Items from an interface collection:
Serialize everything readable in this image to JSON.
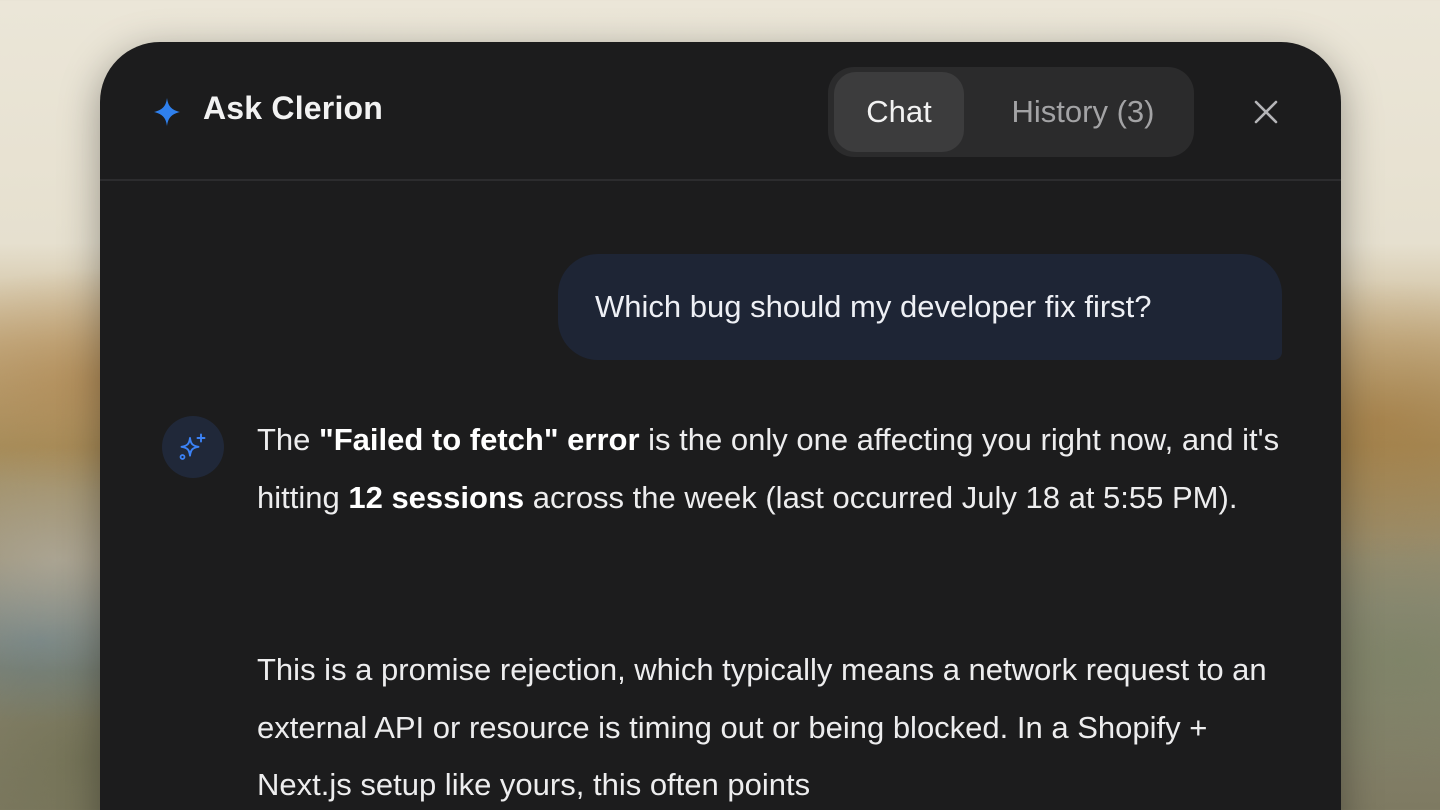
{
  "header": {
    "title": "Ask Clerion",
    "tabs": [
      {
        "label": "Chat",
        "active": true
      },
      {
        "label": "History (3)",
        "active": false
      }
    ],
    "icons": {
      "brand": "sparkle-icon",
      "close": "close-icon"
    }
  },
  "conversation": {
    "user_message": "Which bug should my developer fix first?",
    "assistant": {
      "avatar_icon": "sparkles-icon",
      "paragraph1": {
        "t1": "The ",
        "b1": "\"Failed to fetch\" error",
        "t2": " is the only one affecting you right now, and it's hitting ",
        "b2": "12 sessions",
        "t3": " across the week (last occurred July 18 at 5:55 PM)."
      },
      "paragraph2": "This is a promise rejection, which typically means a network request to an external API or resource is timing out or being blocked. In a Shopify + Next.js setup like yours, this often points"
    }
  },
  "colors": {
    "panel_bg": "#1c1c1d",
    "accent_blue": "#2f80ed",
    "user_bubble": "#1e2535"
  }
}
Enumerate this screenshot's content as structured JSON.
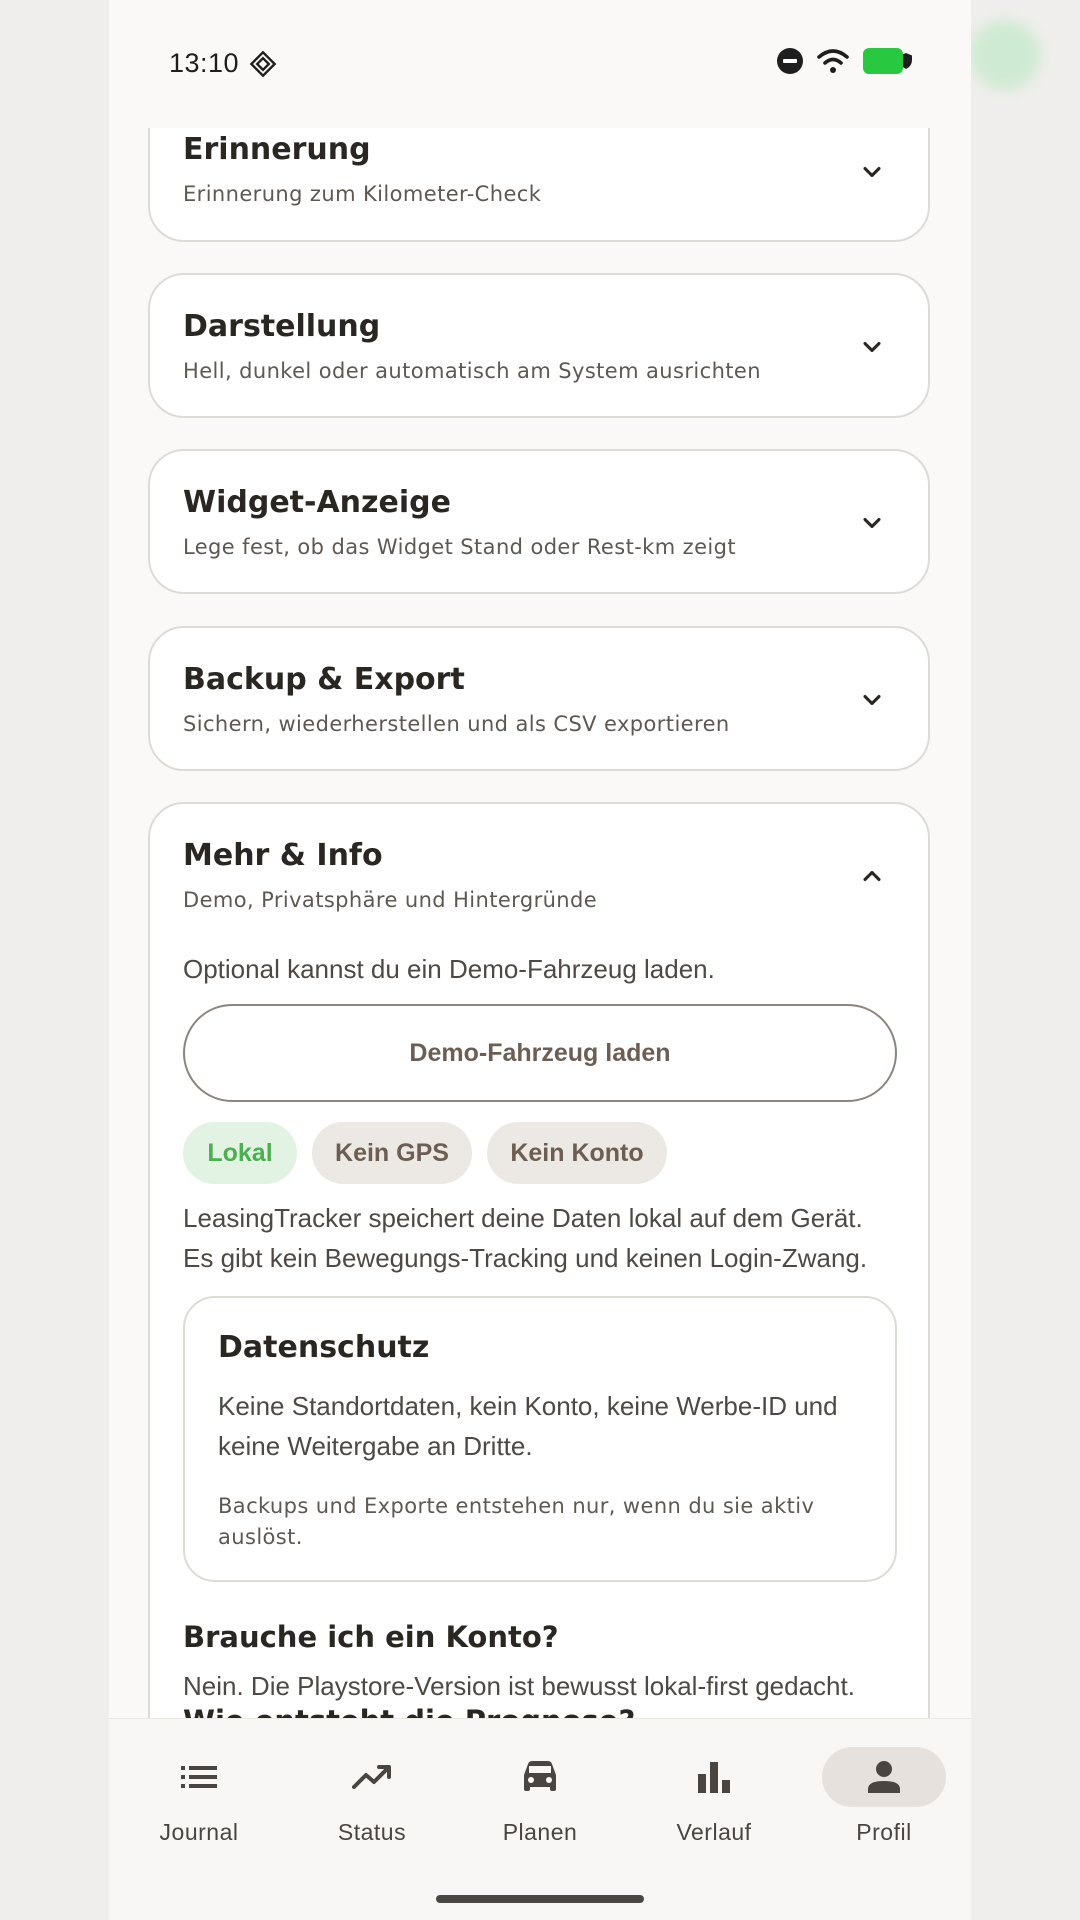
{
  "status_bar": {
    "time": "13:10",
    "icons": [
      "nfc-icon",
      "do-not-disturb-icon",
      "wifi-icon",
      "battery-icon"
    ]
  },
  "cards": {
    "erinnerung": {
      "title": "Erinnerung",
      "subtitle": "Erinnerung zum Kilometer-Check"
    },
    "darstellung": {
      "title": "Darstellung",
      "subtitle": "Hell, dunkel oder automatisch am System ausrichten"
    },
    "widget": {
      "title": "Widget-Anzeige",
      "subtitle": "Lege fest, ob das Widget Stand oder Rest-km zeigt"
    },
    "backup": {
      "title": "Backup & Export",
      "subtitle": "Sichern, wiederherstellen und als CSV exportieren"
    },
    "mehr": {
      "title": "Mehr & Info",
      "subtitle": "Demo, Privatsphäre und Hintergründe",
      "demo_hint": "Optional kannst du ein Demo-Fahrzeug laden.",
      "demo_button": "Demo-Fahrzeug laden",
      "chips": [
        "Lokal",
        "Kein GPS",
        "Kein Konto"
      ],
      "info_line1": "LeasingTracker speichert deine Daten lokal auf dem Gerät.",
      "info_line2": "Es gibt kein Bewegungs-Tracking und keinen Login-Zwang.",
      "datenschutz": {
        "title": "Datenschutz",
        "text_line1": "Keine Standortdaten, kein Konto, keine Werbe-ID und",
        "text_line2": "keine Weitergabe an Dritte.",
        "note_line1": "Backups und Exporte entstehen nur, wenn du sie aktiv",
        "note_line2": "auslöst."
      },
      "faq": [
        {
          "question": "Brauche ich ein Konto?",
          "answer": "Nein. Die Playstore-Version ist bewusst lokal-first gedacht."
        },
        {
          "question": "Wie entsteht die Prognose?"
        }
      ]
    }
  },
  "bottom_nav": {
    "items": [
      {
        "label": "Journal",
        "icon": "list-icon"
      },
      {
        "label": "Status",
        "icon": "trending-up-icon"
      },
      {
        "label": "Planen",
        "icon": "car-icon"
      },
      {
        "label": "Verlauf",
        "icon": "bar-chart-icon"
      },
      {
        "label": "Profil",
        "icon": "person-icon",
        "active": true
      }
    ]
  },
  "colors": {
    "accent_green": "#4caf50",
    "chip_grey_text": "#6d5e53",
    "active_nav_bg": "#e6e1dc"
  }
}
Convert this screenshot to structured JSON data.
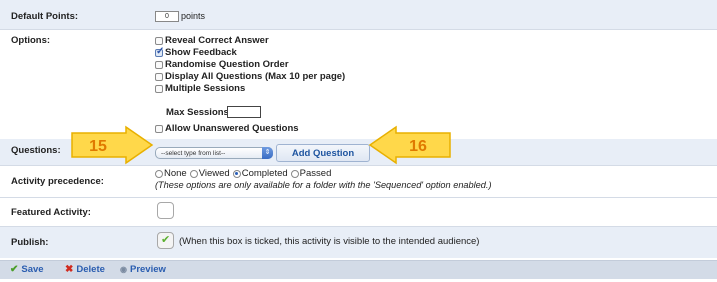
{
  "default_points": {
    "label": "Default Points:",
    "value": "0",
    "unit": "points"
  },
  "options": {
    "label": "Options:",
    "items": [
      {
        "label": "Reveal Correct Answer",
        "checked": false
      },
      {
        "label": "Show Feedback",
        "checked": true
      },
      {
        "label": "Randomise Question Order",
        "checked": false
      },
      {
        "label": "Display All Questions (Max 10 per page)",
        "checked": false
      },
      {
        "label": "Multiple Sessions",
        "checked": false
      },
      {
        "label": "Allow Unanswered Questions",
        "checked": false
      }
    ],
    "max_sessions_label": "Max Sessions:",
    "max_sessions_value": ""
  },
  "questions": {
    "label": "Questions:",
    "select_value": "--select type from list--",
    "add_button": "Add Question",
    "callout_left": "15",
    "callout_right": "16"
  },
  "precedence": {
    "label": "Activity precedence:",
    "options": [
      "None",
      "Viewed",
      "Completed",
      "Passed"
    ],
    "selected": "Completed",
    "note": "(These options are only available for a folder with the 'Sequenced' option enabled.)"
  },
  "featured": {
    "label": "Featured Activity:",
    "checked": false
  },
  "publish": {
    "label": "Publish:",
    "checked": true,
    "note": "(When this box is ticked, this activity is visible to the intended audience)"
  },
  "toolbar": {
    "save": "Save",
    "delete": "Delete",
    "preview": "Preview"
  },
  "colors": {
    "link": "#2a5db0",
    "callout_fill": "#ffd84a",
    "callout_text": "#e07a00",
    "band": "#e8eef7"
  }
}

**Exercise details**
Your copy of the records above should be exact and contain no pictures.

**Answer space**
Serialize everything readable in this image to JSON.
{
  "header": {
    "title": "Ask Clerion",
    "tabs": [
      {
        "label": "Chat",
        "active": true
      },
      {
        "label": "History (3)",
        "active": false
      }
    ],
    "icons": {
      "brand": "sparkle-icon",
      "close": "close-icon"
    }
  },
  "conversation": {
    "user_message": "Which bug should my developer fix first?",
    "assistant": {
      "avatar_icon": "sparkles-icon",
      "paragraph1": {
        "t1": "The ",
        "b1": "\"Failed to fetch\" error",
        "t2": " is the only one affecting you right now, and it's hitting ",
        "b2": "12 sessions",
        "t3": " across the week (last occurred July 18 at 5:55 PM)."
      },
      "paragraph2": "This is a promise rejection, which typically means a network request to an external API or resource is timing out or being blocked. In a Shopify + Next.js setup like yours, this often points"
    }
  },
  "colors": {
    "panel_bg": "#1c1c1d",
    "accent_blue": "#2f80ed",
    "user_bubble": "#1e2535"
  }
}
Enumerate this screenshot's content as structured JSON.
{
  "status_bar": {
    "time": "13:10",
    "icons": [
      "nfc-icon",
      "do-not-disturb-icon",
      "wifi-icon",
      "battery-icon"
    ]
  },
  "cards": {
    "erinnerung": {
      "title": "Erinnerung",
      "subtitle": "Erinnerung zum Kilometer-Check"
    },
    "darstellung": {
      "title": "Darstellung",
      "subtitle": "Hell, dunkel oder automatisch am System ausrichten"
    },
    "widget": {
      "title": "Widget-Anzeige",
      "subtitle": "Lege fest, ob das Widget Stand oder Rest-km zeigt"
    },
    "backup": {
      "title": "Backup & Export",
      "subtitle": "Sichern, wiederherstellen und als CSV exportieren"
    },
    "mehr": {
      "title": "Mehr & Info",
      "subtitle": "Demo, Privatsphäre und Hintergründe",
      "demo_hint": "Optional kannst du ein Demo-Fahrzeug laden.",
      "demo_button": "Demo-Fahrzeug laden",
      "chips": [
        "Lokal",
        "Kein GPS",
        "Kein Konto"
      ],
      "info_line1": "LeasingTracker speichert deine Daten lokal auf dem Gerät.",
      "info_line2": "Es gibt kein Bewegungs-Tracking und keinen Login-Zwang.",
      "datenschutz": {
        "title": "Datenschutz",
        "text_line1": "Keine Standortdaten, kein Konto, keine Werbe-ID und",
        "text_line2": "keine Weitergabe an Dritte.",
        "note_line1": "Backups und Exporte entstehen nur, wenn du sie aktiv",
        "note_line2": "auslöst."
      },
      "faq": [
        {
          "question": "Brauche ich ein Konto?",
          "answer": "Nein. Die Playstore-Version ist bewusst lokal-first gedacht."
        },
        {
          "question": "Wie entsteht die Prognose?"
        }
      ]
    }
  },
  "bottom_nav": {
    "items": [
      {
        "label": "Journal",
        "icon": "list-icon"
      },
      {
        "label": "Status",
        "icon": "trending-up-icon"
      },
      {
        "label": "Planen",
        "icon": "car-icon"
      },
      {
        "label": "Verlauf",
        "icon": "bar-chart-icon"
      },
      {
        "label": "Profil",
        "icon": "person-icon",
        "active": true
      }
    ]
  },
  "colors": {
    "accent_green": "#4caf50",
    "chip_grey_text": "#6d5e53",
    "active_nav_bg": "#e6e1dc"
  }
}
Convert this screenshot to structured JSON data.
{
  "default_points": {
    "label": "Default Points:",
    "value": "0",
    "unit": "points"
  },
  "options": {
    "label": "Options:",
    "items": [
      {
        "label": "Reveal Correct Answer",
        "checked": false
      },
      {
        "label": "Show Feedback",
        "checked": true
      },
      {
        "label": "Randomise Question Order",
        "checked": false
      },
      {
        "label": "Display All Questions (Max 10 per page)",
        "checked": false
      },
      {
        "label": "Multiple Sessions",
        "checked": false
      },
      {
        "label": "Allow Unanswered Questions",
        "checked": false
      }
    ],
    "max_sessions_label": "Max Sessions:",
    "max_sessions_value": ""
  },
  "questions": {
    "label": "Questions:",
    "select_value": "--select type from list--",
    "add_button": "Add Question",
    "callout_left": "15",
    "callout_right": "16"
  },
  "precedence": {
    "label": "Activity precedence:",
    "options": [
      "None",
      "Viewed",
      "Completed",
      "Passed"
    ],
    "selected": "Completed",
    "note": "(These options are only available for a folder with the 'Sequenced' option enabled.)"
  },
  "featured": {
    "label": "Featured Activity:",
    "checked": false
  },
  "publish": {
    "label": "Publish:",
    "checked": true,
    "note": "(When this box is ticked, this activity is visible to the intended audience)"
  },
  "toolbar": {
    "save": "Save",
    "delete": "Delete",
    "preview": "Preview"
  },
  "colors": {
    "link": "#2a5db0",
    "callout_fill": "#ffd84a",
    "callout_text": "#e07a00",
    "band": "#e8eef7"
  }
}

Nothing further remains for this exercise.